Pacious also pointed to soaring construction costs potentially curtailing developer interest for new construction hotels. Lumbers costs are up more than 6 percent, according to the U.S. Bureau of Labor Statistics.

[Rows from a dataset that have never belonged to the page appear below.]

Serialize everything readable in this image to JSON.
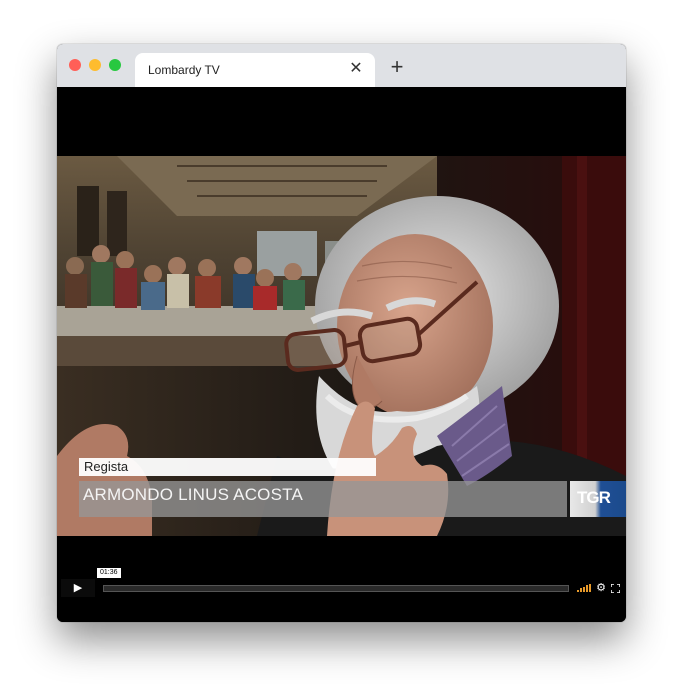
{
  "browser": {
    "tab_title": "Lombardy TV",
    "tab_close_glyph": "✕",
    "new_tab_glyph": "+",
    "traffic_lights": {
      "close": "#ff5f57",
      "minimize": "#febc2e",
      "maximize": "#28c840"
    }
  },
  "video": {
    "caption_role": "Regista",
    "caption_name": "ARMONDO LINUS ACOSTA",
    "channel_logo": "TGR",
    "logo_colors": {
      "light": "#e0e0e0",
      "blue": "#1f4f95"
    }
  },
  "player": {
    "play_glyph": "▶",
    "current_time": "01:36",
    "progress_fraction": 0.0,
    "settings_icon": "gear-icon",
    "fullscreen_icon": "fullscreen-icon",
    "volume_icon": "volume-bars-icon"
  }
}
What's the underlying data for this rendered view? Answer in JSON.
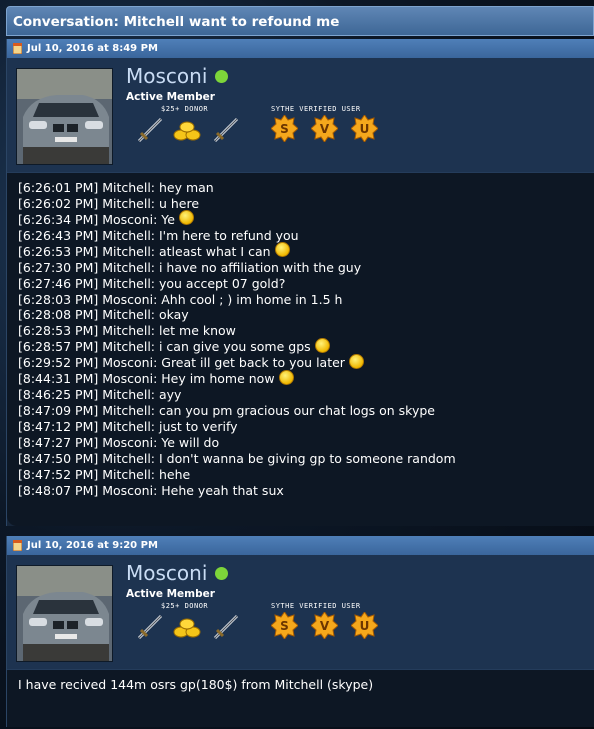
{
  "conversation": {
    "title": "Conversation: Mitchell want to refound me"
  },
  "posts": [
    {
      "date": "Jul 10, 2016 at 8:49 PM",
      "user": {
        "name": "Mosconi",
        "title": "Active Member",
        "awards": {
          "donor_caption": "$25+ DONOR",
          "sythe_caption": "SYTHE VERIFIED USER",
          "sythe_letters": [
            "S",
            "V",
            "U"
          ]
        }
      },
      "messages": [
        {
          "text": "[6:26:01 PM] Mitchell: hey man",
          "smiley": false
        },
        {
          "text": "[6:26:02 PM] Mitchell: u here",
          "smiley": false
        },
        {
          "text": "[6:26:34 PM] Mosconi: Ye",
          "smiley": true
        },
        {
          "text": "[6:26:43 PM] Mitchell: I'm here to refund you",
          "smiley": false
        },
        {
          "text": "[6:26:53 PM] Mitchell: atleast what I can",
          "smiley": true
        },
        {
          "text": "[6:27:30 PM] Mitchell: i have no affiliation with the guy",
          "smiley": false
        },
        {
          "text": "[6:27:46 PM] Mitchell: you accept 07 gold?",
          "smiley": false
        },
        {
          "text": "[6:28:03 PM] Mosconi: Ahh cool ; ) im home in 1.5 h",
          "smiley": false
        },
        {
          "text": "[6:28:08 PM] Mitchell: okay",
          "smiley": false
        },
        {
          "text": "[6:28:53 PM] Mitchell: let me know",
          "smiley": false
        },
        {
          "text": "[6:28:57 PM] Mitchell: i can give you some gps",
          "smiley": true
        },
        {
          "text": "[6:29:52 PM] Mosconi: Great ill get back to you later",
          "smiley": true
        },
        {
          "text": "[8:44:31 PM] Mosconi: Hey im home now",
          "smiley": true
        },
        {
          "text": "[8:46:25 PM] Mitchell: ayy",
          "smiley": false
        },
        {
          "text": "[8:47:09 PM] Mitchell: can you pm gracious our chat logs on skype",
          "smiley": false
        },
        {
          "text": "[8:47:12 PM] Mitchell: just to verify",
          "smiley": false
        },
        {
          "text": "[8:47:27 PM] Mosconi: Ye will do",
          "smiley": false
        },
        {
          "text": "[8:47:50 PM] Mitchell: I don't wanna be giving gp to someone random",
          "smiley": false
        },
        {
          "text": "[8:47:52 PM] Mitchell: hehe",
          "smiley": false
        },
        {
          "text": "[8:48:07 PM] Mosconi: Hehe yeah that sux",
          "smiley": false
        }
      ]
    },
    {
      "date": "Jul 10, 2016 at 9:20 PM",
      "user": {
        "name": "Mosconi",
        "title": "Active Member",
        "awards": {
          "donor_caption": "$25+ DONOR",
          "sythe_caption": "SYTHE VERIFIED USER",
          "sythe_letters": [
            "S",
            "V",
            "U"
          ]
        }
      },
      "body": "I have recived 144m osrs gp(180$) from Mitchell (skype)"
    }
  ],
  "colors": {
    "header": "#4f76a6",
    "online": "#7dd53a",
    "username": "#c9dcf4",
    "badge": "#f5a81c"
  }
}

However, Choice Hotels expects the construction cost escalation to cool off.
“As things move forward, hopefully three to four months from now, those construction costs will come down so that the deals pencil out for the types of returns [developers are] looking for,” Pacious said.
Choice Hotels has posted some of its highest occupancy rates since the beginning of the pandemic over the last two months, with several days surpassing a 70 percent average occupancy rate across the entire portfolio.
“We are optimistic that these demand trends will remain elevated, especially throughout summer and will further strengthen the financial health of our franchisees,” said Dominic Dragisich, chief financial officer at Choice Hotels.
Every hotel company is expecting a massive summer spike in demand, but there is less certainty around what happens in the fall and how much of this growth is sustainable.
There is strong momentum heading into the latter part of the year for group bookings, and more tourism drivers like live entertainment are opening up across more U.S. markets. But there is a giant question mark on what the business travel climate will look like after the summer travel season subsides and children are back in school.
Pacious was optimistic there could be some lingering level of flexibility in people’s work schedules that would enable them to continue leisure travel beyond the summer.
“The question is going to be at what point does the bow wave subside into something that’s more normalized,” he added.